Taking two to three days off from intense exercise each week while engaging in some form of active recovery will allow you to get your blood flowing to help facilitate muscle repair.
Cue the ever-important rest day. It turns out, exercise experts pretty much agree on the number of rest days people who are in good shape and exercising regularly should take: On average, you should be taking two days per week for rest and active recovery.
It is generally recommended that bodybuilders get 1-2 days of rest per week, with a whole week of rest every three months. You can split train and focus on different muscle groups each day, so while you're working on your shoulders, your legs get a rest and can recover adequately.
In an ideal world, you should work out 5-6 days a week for best results. These workouts should involve a mix of strength training and cardio exercise. The more variety you can include in terms of the types of exercise you do, the better.
Specifically, rest is essential for muscle growth. Exercise creates microscopic tears in your muscle tissue. But during rest, cells called fibroblasts repair it. This helps the tissue heal and grow, resulting in stronger muscles.
Some research suggests that you can start to lose muscle in as quickly as one week of inactivity - as much as 2 pounds if you are fully immobilized (3). And another study suggests your muscle size can decrease by about 11% after ten days without exercise, even when you aren't bed ridden (4).
It's recommended to rest for 72 hours before working out the same muscle group again. This gives your body the time it needs for muscle recovery and growth without risking injury from overtraining or under-recovery.
A “bro split” refers to any workout routine (or “split”) that trains different body parts (or muscle groups) on different days. For instance, training arms one day, chest another, shoulders another, and so on.
A training frequency of once a week will get you bigger muscles, but research as highlighted below shows that a training frequency of 2-3 times per week is more effective in reaching this goal.
Protein is essential for supporting muscle recovery on rest days. It's important to consume high-quality protein sources on non-workout days to optimize recovery. One high-quality protein source to include on both active and rest days is protein shakes.
Rest day is the perfect opportunity to take advantage of low impact workouts such as yoga or Pilates.
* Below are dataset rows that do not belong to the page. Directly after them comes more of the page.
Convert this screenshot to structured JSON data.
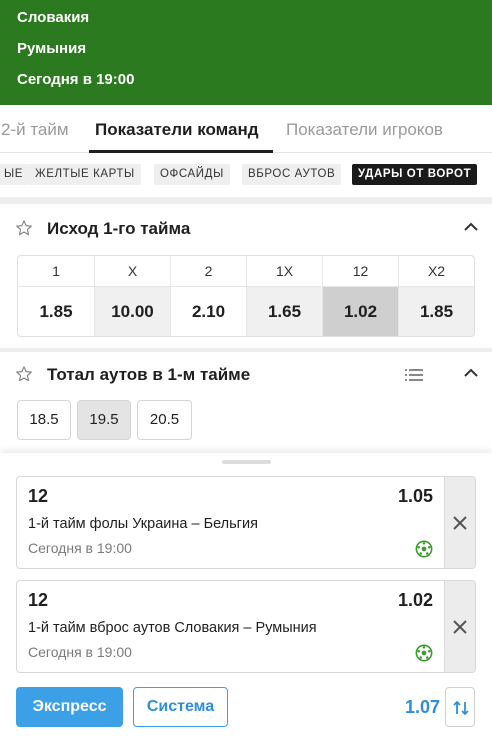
{
  "header": {
    "team1": "Словакия",
    "team2": "Румыния",
    "time": "Сегодня в 19:00"
  },
  "tabs": [
    {
      "label": "2-й тайм"
    },
    {
      "label": "Показатели команд"
    },
    {
      "label": "Показатели игроков"
    }
  ],
  "chips": [
    {
      "label": "ЫЕ"
    },
    {
      "label": "ЖЕЛТЫЕ КАРТЫ"
    },
    {
      "label": "ОФСАЙДЫ"
    },
    {
      "label": "ВБРОС АУТОВ"
    },
    {
      "label": "УДАРЫ ОТ ВОРОТ"
    }
  ],
  "market1": {
    "title": "Исход 1-го тайма",
    "outcomes": [
      {
        "label": "1",
        "odds": "1.85"
      },
      {
        "label": "X",
        "odds": "10.00"
      },
      {
        "label": "2",
        "odds": "2.10"
      },
      {
        "label": "1X",
        "odds": "1.65"
      },
      {
        "label": "12",
        "odds": "1.02"
      },
      {
        "label": "X2",
        "odds": "1.85"
      }
    ]
  },
  "market2": {
    "title": "Тотал аутов в 1-м тайме",
    "lines": [
      {
        "label": "18.5"
      },
      {
        "label": "19.5"
      },
      {
        "label": "20.5"
      }
    ]
  },
  "betslip": {
    "bets": [
      {
        "outcome": "12",
        "odds": "1.05",
        "desc": "1-й тайм фолы Украина – Бельгия",
        "time": "Сегодня в 19:00"
      },
      {
        "outcome": "12",
        "odds": "1.02",
        "desc": "1-й тайм вброс аутов Словакия – Румыния",
        "time": "Сегодня в 19:00"
      }
    ],
    "express_label": "Экспресс",
    "system_label": "Система",
    "total_odds": "1.07"
  },
  "colors": {
    "header_bg": "#2b7a1f",
    "accent_blue": "#3ca0e6",
    "selected_odds_bg": "#cfcfcf"
  }
}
Or simply take a walk. The idea is to take a break from those hardcore gym workouts, yet keep your body moving. Aim for 30-45 minutes of light recovery exercise on rest day.
If you don't sleep well or long enough consistently for a few days, your reaction time, immunity, cognitive functions, and endurance will decrease, with compounds the symptoms of overtraining. Dr. Wickham says that two rest days in a row should be enough to reset the body back into a normal sleep schedule and cycle.
Downtime between workouts (whether you're lifting, doing cardio or training for a sport) is when our bodies have a chance to actually build muscle. Strenuous workouts cause muscle breakdown, while rest allows our bodies to build it back up.
The Answer? Rest One or Two Days Per Week. For the best performance and to reach your goals in the safest and most effective way possible, plan for one to two rest days per week.
Also important: While a rest day is a pause from your normal routine, it doesn't necessarily mean you can't do anything active during it. A rest day could involve just sitting on the couch and chilling, or it could include active recovery activities, like stretching, foam rolling, yoga, walking, or easy biking.
The Push/Pull/Legs Split
The most popular way to combine your muscle groups into a three-day split is probably the Push/Pull/Legs (PPL) split. That entails training your pushing muscles (chest, shoulders, and triceps) on day one, pulling muscles (back and biceps) on day two, and legs on day three.
The push/pull/legs split is probably the most efficient workout split there is because all related muscle groups are trained together in the same workout. This means that you get the maximum overlap of movements within the same workout, and the muscle groups being trained get an overall benefit from this overlap.
Push/pull/legs is favorite training split which includes pushing muscles (chest, shoulder, triceps), the pulling muscles the next (back, biceps, forearms, abs), and lower body (quads, hamstrings, glutes, calves' w/ abs) on the next day. Add in rest days where needed, all while you don't miss any days.
“Overtraining can lead to overuse injuries such as muscle strains, stress fractures or tendon injuries.” Plus, when you exercise too much, you may lose your motivation or simply no longer enjoy your sports or workouts,” said Amy Jo Overlin, MD, a sports medicine physician at Banner Health in Phoenix, AZ.
Don't exercise if your signs and symptoms are "below the neck," such as chest congestion, a hacking cough or upset stomach. Don't exercise with people if you have COVID-19 or other contagious illnesses. Don't exercise if you have a fever, fatigue or widespread muscle aches.
Your rest day nutrition should include plenty of protein from a variety of sources, complex carbohydrates to fuel recovery, and healthy fats to help bring down inflammation created by training. Aim for 20-30g protein every 2-4 hours throughout the day.
One study found that it took 72 hours of rest — or 3 days — between strength training sessions for full muscle recovery, while research from the ACE Scientific Advisory Panel says that a recovery period could be anywhere from two days up to a week depending on the type of exercise.